▶ _WORK INSTRUCTIONS_: Exactly as written, output each of the entries below.

(Stored data entries)

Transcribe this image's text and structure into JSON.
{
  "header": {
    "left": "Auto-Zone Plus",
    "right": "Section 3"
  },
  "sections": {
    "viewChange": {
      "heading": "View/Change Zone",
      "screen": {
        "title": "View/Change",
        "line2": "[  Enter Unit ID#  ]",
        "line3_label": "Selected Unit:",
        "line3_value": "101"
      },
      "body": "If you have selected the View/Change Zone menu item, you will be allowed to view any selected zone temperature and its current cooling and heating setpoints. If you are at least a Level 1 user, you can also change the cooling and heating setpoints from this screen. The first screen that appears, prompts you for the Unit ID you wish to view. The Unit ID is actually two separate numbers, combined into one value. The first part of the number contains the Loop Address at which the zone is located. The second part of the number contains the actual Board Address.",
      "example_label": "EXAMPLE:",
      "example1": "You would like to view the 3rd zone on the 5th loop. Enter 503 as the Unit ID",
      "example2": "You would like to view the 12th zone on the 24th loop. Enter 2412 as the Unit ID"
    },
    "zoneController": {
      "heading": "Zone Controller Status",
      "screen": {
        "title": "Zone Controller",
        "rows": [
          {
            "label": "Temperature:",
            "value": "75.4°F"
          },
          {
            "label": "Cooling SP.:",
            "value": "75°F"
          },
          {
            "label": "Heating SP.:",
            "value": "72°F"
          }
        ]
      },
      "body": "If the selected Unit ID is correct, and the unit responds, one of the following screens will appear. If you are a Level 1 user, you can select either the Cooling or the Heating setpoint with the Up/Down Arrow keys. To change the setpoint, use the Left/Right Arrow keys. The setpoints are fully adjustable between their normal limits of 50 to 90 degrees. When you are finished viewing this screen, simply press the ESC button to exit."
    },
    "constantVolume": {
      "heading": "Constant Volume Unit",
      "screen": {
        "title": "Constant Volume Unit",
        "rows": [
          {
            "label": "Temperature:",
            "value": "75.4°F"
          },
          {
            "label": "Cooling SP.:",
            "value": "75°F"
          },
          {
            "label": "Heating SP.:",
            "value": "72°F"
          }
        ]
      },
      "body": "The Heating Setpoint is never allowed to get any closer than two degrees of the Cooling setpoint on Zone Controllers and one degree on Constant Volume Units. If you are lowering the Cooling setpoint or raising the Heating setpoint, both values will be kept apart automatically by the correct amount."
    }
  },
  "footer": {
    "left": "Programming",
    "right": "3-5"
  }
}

▶ _EXERCISE RESPONSE_:
Transcribe this image's text and structure into JSON.
{
  "header": {
    "left": "Auto-Zone Plus",
    "right": "Section 3"
  },
  "sections": {
    "viewChange": {
      "heading": "View/Change Zone",
      "screen": {
        "title": "View/Change",
        "line2": "[  Enter Unit ID#  ]",
        "line3_label": "Selected Unit:",
        "line3_value": "101"
      },
      "body": "If you have selected the View/Change Zone menu item, you will be allowed to view any selected zone temperature and its current cooling and heating setpoints. If you are at least a Level 1 user, you can also change the cooling and heating setpoints from this screen. The first screen that appears, prompts you for the Unit ID you wish to view. The Unit ID is actually two separate numbers, combined into one value. The first part of the number contains the Loop Address at which the zone is located. The second part of the number contains the actual Board Address.",
      "example_label": "EXAMPLE:",
      "example1": "You would like to view the 3rd zone on the 5th loop. Enter 503 as the Unit ID",
      "example2": "You would like to view the 12th zone on the 24th loop. Enter 2412 as the Unit ID"
    },
    "zoneController": {
      "heading": "Zone Controller Status",
      "screen": {
        "title": "Zone Controller",
        "rows": [
          {
            "label": "Temperature:",
            "value": "75.4°F"
          },
          {
            "label": "Cooling SP.:",
            "value": "75°F"
          },
          {
            "label": "Heating SP.:",
            "value": "72°F"
          }
        ]
      },
      "body": "If the selected Unit ID is correct, and the unit responds, one of the following screens will appear. If you are a Level 1 user, you can select either the Cooling or the Heating setpoint with the Up/Down Arrow keys. To change the setpoint, use the Left/Right Arrow keys. The setpoints are fully adjustable between their normal limits of 50 to 90 degrees. When you are finished viewing this screen, simply press the ESC button to exit."
    },
    "constantVolume": {
      "heading": "Constant Volume Unit",
      "screen": {
        "title": "Constant Volume Unit",
        "rows": [
          {
            "label": "Temperature:",
            "value": "75.4°F"
          },
          {
            "label": "Cooling SP.:",
            "value": "75°F"
          },
          {
            "label": "Heating SP.:",
            "value": "72°F"
          }
        ]
      },
      "body": "The Heating Setpoint is never allowed to get any closer than two degrees of the Cooling setpoint on Zone Controllers and one degree on Constant Volume Units. If you are lowering the Cooling setpoint or raising the Heating setpoint, both values will be kept apart automatically by the correct amount."
    }
  },
  "footer": {
    "left": "Programming",
    "right": "3-5"
  }
}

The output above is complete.